Austin, Texas – Austin police are looking for vandals placing racist stickers on some businesses.
The “Exclusively for White People” stickers were found on several storefronts in east Austin. They also include the city of Austin's logo and say there is a “Maximum of 5 Colored Customers.”
The stickers started appearing between midnight Tuesday and early Wednesday.
“It was kind of at first off putting. I didn't know if it was a sign from the city or what it was exactly,” said April Jensen, who had a sticker posted in front of her business.
Austin Mayor Steve Adler called them appalling and an offensive display of ignorance.
People in the neighborhood are wondering if the stickers are a prank or a form of protest.
“If somebody wanted to make a point this would be the perfect way to do it. But I think also the consequences are too great for pranks in this city and this country.

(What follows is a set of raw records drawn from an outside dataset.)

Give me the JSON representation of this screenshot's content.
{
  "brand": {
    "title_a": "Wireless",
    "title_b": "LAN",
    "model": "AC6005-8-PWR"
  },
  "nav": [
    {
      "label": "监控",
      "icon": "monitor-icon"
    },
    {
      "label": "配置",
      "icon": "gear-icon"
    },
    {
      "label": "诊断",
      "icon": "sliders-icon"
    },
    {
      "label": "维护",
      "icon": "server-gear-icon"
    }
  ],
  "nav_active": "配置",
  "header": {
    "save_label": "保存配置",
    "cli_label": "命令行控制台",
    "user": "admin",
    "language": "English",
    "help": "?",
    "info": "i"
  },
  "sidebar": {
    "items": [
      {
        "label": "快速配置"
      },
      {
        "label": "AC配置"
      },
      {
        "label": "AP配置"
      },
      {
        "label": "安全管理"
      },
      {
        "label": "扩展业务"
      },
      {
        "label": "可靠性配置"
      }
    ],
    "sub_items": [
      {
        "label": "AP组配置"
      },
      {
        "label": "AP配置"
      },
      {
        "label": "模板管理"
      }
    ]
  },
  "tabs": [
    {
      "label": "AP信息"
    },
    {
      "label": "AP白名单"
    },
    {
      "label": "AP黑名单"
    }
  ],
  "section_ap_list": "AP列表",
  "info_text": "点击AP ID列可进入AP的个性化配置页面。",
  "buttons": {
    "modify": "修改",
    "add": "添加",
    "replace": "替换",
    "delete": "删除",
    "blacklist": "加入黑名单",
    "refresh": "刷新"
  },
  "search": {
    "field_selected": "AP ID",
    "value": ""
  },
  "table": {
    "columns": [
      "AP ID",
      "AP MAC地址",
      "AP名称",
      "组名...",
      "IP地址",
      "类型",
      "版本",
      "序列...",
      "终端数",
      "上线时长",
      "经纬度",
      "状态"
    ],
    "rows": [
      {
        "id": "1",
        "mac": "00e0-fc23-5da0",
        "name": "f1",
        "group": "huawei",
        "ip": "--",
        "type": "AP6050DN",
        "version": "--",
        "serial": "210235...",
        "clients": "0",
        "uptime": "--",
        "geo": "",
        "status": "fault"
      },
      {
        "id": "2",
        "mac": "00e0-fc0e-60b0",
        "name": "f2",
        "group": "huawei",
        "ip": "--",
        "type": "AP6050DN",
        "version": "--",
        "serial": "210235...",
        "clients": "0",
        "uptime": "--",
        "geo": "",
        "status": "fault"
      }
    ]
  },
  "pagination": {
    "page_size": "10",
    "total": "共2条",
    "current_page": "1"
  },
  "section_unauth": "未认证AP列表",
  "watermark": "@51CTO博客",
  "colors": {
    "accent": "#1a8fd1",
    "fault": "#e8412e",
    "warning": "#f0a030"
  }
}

There's too much tension,” said Nelson Linder, president of the Austin NAACP.
There is no surveillance video from any of the businesses that were targeted.
Among the businesses tagged with the stamps – presumably some kind of ironic protest against gentrification – were the Rare Trends clothing store, El Chilito Tacos y Café, Windmill Bicycles, and Sugar Mama's Bakeshop.
In addition to the declaration "exclusively for WHITE PEOPLE," the signs supposedly limit "a maximum of 5 colored customers" and allow only "colored BOH [back of house] staff accepted."
Austin is one of the fastest-growing cities in the U.S. and is confronting increasing questions about economic and racial segregation as real estate prices skyrocket around its urban core.
Raul Alvarez, board president for the East Austin Conservancy, said the stickers are likely in response to gentrification in the area on Austin's east side.
"I certainly share the concerns about the history and culture and affordability that's being lost because of the rapid development, but our organization tends to focus on what it is we can do to preserve what makes East Austin unique and not focus on strategies that divide the community," he told the Austin American-Statesman newspaper.
Several business owners and employees said the stickers unnerved them.
April Jensen, who works at the Sugar Mama's Bakeshop, told the newspaper "it kind of hurt" when she read the sticker.
"I don't really understand the message behind it," said Jensen, who is African-American. "All types of customers come in here."
Bryce Bencivengo, spokesman for the city of Austin, tells the San Antonio Express-News that city officials along with the Austin police are investigating the stickers' origin.
Nelson Linder, president of Austin NAACP, called the stickers "absolutely stupid."
The Associated Press contributed to this report.